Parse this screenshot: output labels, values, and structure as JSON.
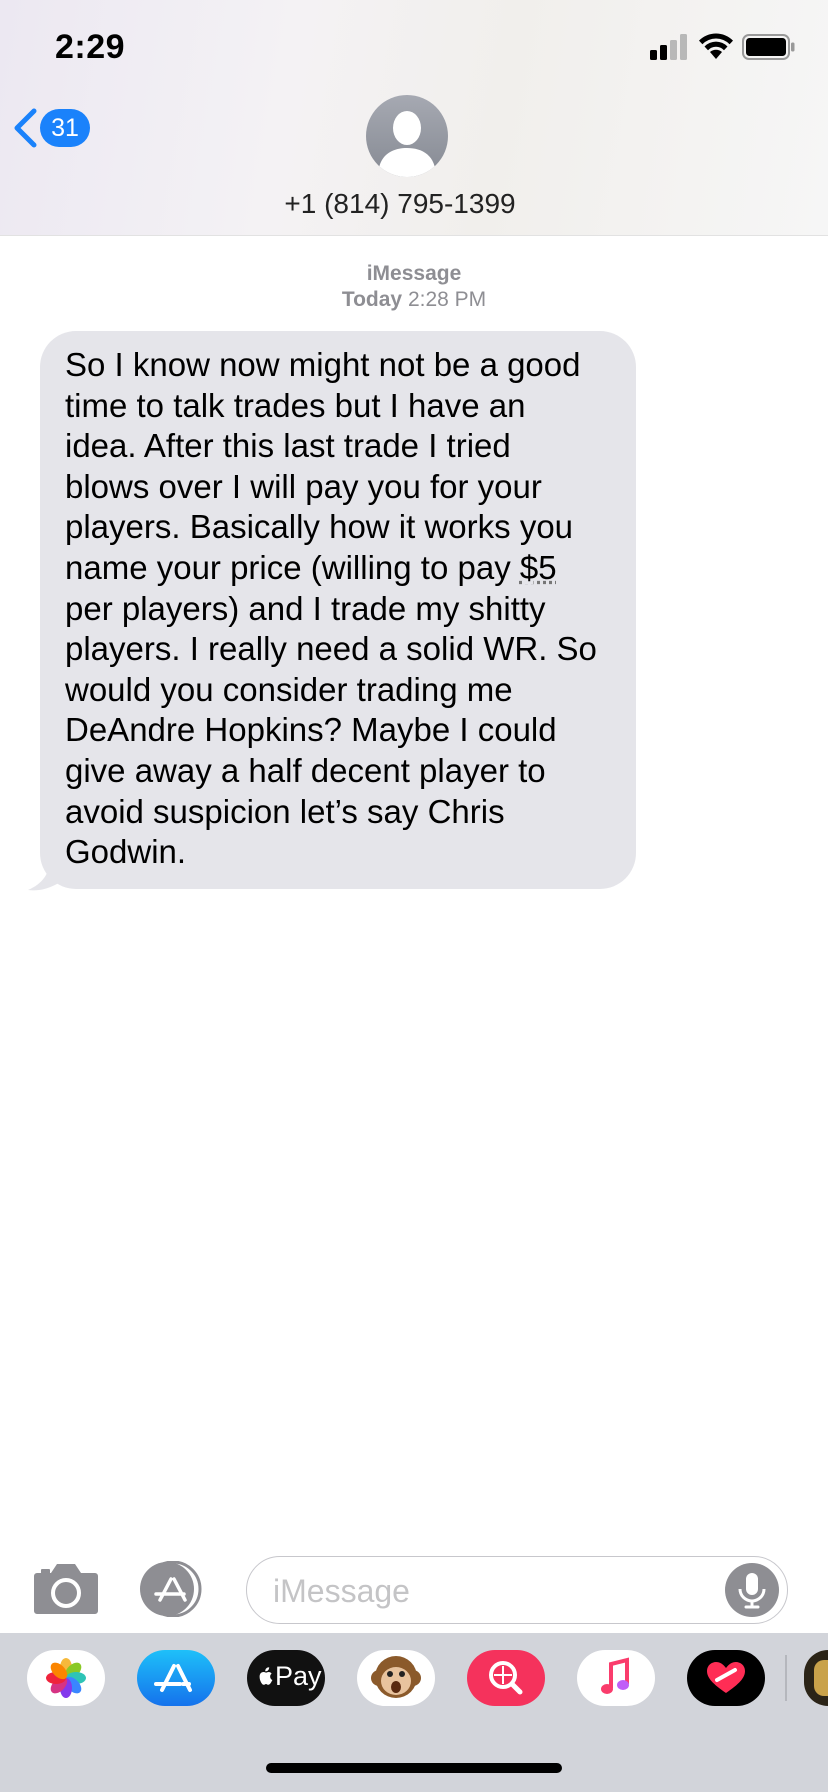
{
  "status_bar": {
    "time": "2:29",
    "icons": [
      "cellular-signal-icon",
      "wifi-icon",
      "battery-icon"
    ]
  },
  "header": {
    "back_count": "31",
    "contact": "+1 (814) 795-1399",
    "avatar_icon": "person-silhouette-icon"
  },
  "conversation": {
    "service": "iMessage",
    "date_label": "Today",
    "time_label": "2:28 PM",
    "messages": [
      {
        "direction": "incoming",
        "lines": [
          "So I know now might not be a good",
          "time to talk trades but I have an",
          "idea. After this last trade I tried",
          "blows over I will pay you for your",
          "players. Basically how it works you",
          "name your price (willing to pay ",
          "$5",
          "per players) and I trade my shitty",
          "players. I really need a solid WR. So",
          "would you consider trading me",
          "DeAndre Hopkins? Maybe I could",
          "give away a half decent player to",
          "avoid suspicion let’s say Chris",
          "Godwin."
        ]
      }
    ]
  },
  "input_bar": {
    "placeholder": "iMessage",
    "icons": [
      "camera-icon",
      "app-store-icon",
      "microphone-icon"
    ]
  },
  "app_drawer": {
    "apps": [
      "photos-icon",
      "app-store-icon",
      "apple-pay-icon",
      "animoji-monkey-icon",
      "image-search-icon",
      "music-icon",
      "digital-touch-icon"
    ],
    "apple_pay_label": "Pay"
  },
  "colors": {
    "accent_blue": "#1a82fb",
    "incoming_bubble": "#e5e5ea",
    "meta_gray": "#8e8e93",
    "drawer_bg": "#d2d4da"
  }
}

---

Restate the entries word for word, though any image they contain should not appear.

■ **Result of this exercise**
Parse this screenshot: output labels, values, and structure as JSON.
{
  "status_bar": {
    "time": "2:29",
    "icons": [
      "cellular-signal-icon",
      "wifi-icon",
      "battery-icon"
    ]
  },
  "header": {
    "back_count": "31",
    "contact": "+1 (814) 795-1399",
    "avatar_icon": "person-silhouette-icon"
  },
  "conversation": {
    "service": "iMessage",
    "date_label": "Today",
    "time_label": "2:28 PM",
    "messages": [
      {
        "direction": "incoming",
        "lines": [
          "So I know now might not be a good",
          "time to talk trades but I have an",
          "idea. After this last trade I tried",
          "blows over I will pay you for your",
          "players. Basically how it works you",
          "name your price (willing to pay ",
          "$5",
          "per players) and I trade my shitty",
          "players. I really need a solid WR. So",
          "would you consider trading me",
          "DeAndre Hopkins? Maybe I could",
          "give away a half decent player to",
          "avoid suspicion let’s say Chris",
          "Godwin."
        ]
      }
    ]
  },
  "input_bar": {
    "placeholder": "iMessage",
    "icons": [
      "camera-icon",
      "app-store-icon",
      "microphone-icon"
    ]
  },
  "app_drawer": {
    "apps": [
      "photos-icon",
      "app-store-icon",
      "apple-pay-icon",
      "animoji-monkey-icon",
      "image-search-icon",
      "music-icon",
      "digital-touch-icon"
    ],
    "apple_pay_label": "Pay"
  },
  "colors": {
    "accent_blue": "#1a82fb",
    "incoming_bubble": "#e5e5ea",
    "meta_gray": "#8e8e93",
    "drawer_bg": "#d2d4da"
  }
}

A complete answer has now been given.